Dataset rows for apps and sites
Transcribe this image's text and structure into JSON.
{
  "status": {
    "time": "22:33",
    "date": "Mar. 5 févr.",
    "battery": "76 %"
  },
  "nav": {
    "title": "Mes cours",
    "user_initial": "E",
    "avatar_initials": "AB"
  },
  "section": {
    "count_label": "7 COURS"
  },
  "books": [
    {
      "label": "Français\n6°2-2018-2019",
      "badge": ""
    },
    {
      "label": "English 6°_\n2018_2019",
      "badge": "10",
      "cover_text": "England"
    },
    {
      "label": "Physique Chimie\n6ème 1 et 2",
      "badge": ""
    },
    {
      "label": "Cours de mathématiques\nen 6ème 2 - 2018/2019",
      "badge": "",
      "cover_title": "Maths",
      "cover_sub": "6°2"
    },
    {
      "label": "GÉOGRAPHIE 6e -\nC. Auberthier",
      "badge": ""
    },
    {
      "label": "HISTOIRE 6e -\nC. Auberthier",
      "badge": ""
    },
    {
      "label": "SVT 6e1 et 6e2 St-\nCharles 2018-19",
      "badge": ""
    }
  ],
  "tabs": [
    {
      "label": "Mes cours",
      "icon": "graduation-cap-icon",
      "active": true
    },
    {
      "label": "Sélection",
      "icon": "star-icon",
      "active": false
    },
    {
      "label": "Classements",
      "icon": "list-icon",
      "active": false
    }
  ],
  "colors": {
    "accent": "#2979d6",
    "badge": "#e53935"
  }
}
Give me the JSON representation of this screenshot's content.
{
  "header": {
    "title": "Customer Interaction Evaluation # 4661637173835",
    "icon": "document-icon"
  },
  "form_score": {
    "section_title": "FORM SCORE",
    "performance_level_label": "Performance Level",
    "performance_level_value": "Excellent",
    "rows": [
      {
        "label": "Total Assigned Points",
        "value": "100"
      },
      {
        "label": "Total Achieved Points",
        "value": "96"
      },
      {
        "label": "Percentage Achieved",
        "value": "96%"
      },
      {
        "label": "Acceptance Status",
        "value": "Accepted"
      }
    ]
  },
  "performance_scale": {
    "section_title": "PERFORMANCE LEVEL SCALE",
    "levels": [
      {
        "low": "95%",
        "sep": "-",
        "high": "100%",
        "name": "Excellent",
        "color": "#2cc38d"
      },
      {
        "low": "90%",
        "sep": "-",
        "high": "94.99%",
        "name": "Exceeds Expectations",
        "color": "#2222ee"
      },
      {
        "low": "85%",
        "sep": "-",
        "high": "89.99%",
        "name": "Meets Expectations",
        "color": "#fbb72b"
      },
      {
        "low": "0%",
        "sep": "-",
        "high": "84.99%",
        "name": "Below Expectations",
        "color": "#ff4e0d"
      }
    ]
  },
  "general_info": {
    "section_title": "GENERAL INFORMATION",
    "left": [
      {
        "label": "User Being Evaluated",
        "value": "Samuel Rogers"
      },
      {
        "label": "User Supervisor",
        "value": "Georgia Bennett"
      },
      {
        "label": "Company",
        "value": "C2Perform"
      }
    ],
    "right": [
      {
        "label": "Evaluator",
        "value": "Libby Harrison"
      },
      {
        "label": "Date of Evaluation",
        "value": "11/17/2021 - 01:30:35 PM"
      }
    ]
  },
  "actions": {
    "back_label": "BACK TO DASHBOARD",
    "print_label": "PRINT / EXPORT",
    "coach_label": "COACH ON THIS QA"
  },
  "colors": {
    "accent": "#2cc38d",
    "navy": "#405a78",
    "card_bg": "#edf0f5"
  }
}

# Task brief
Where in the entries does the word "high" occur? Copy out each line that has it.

# Answer area
        "high": "100%",
        "high": "94.99%",
        "high": "89.99%",
        "high": "84.99%",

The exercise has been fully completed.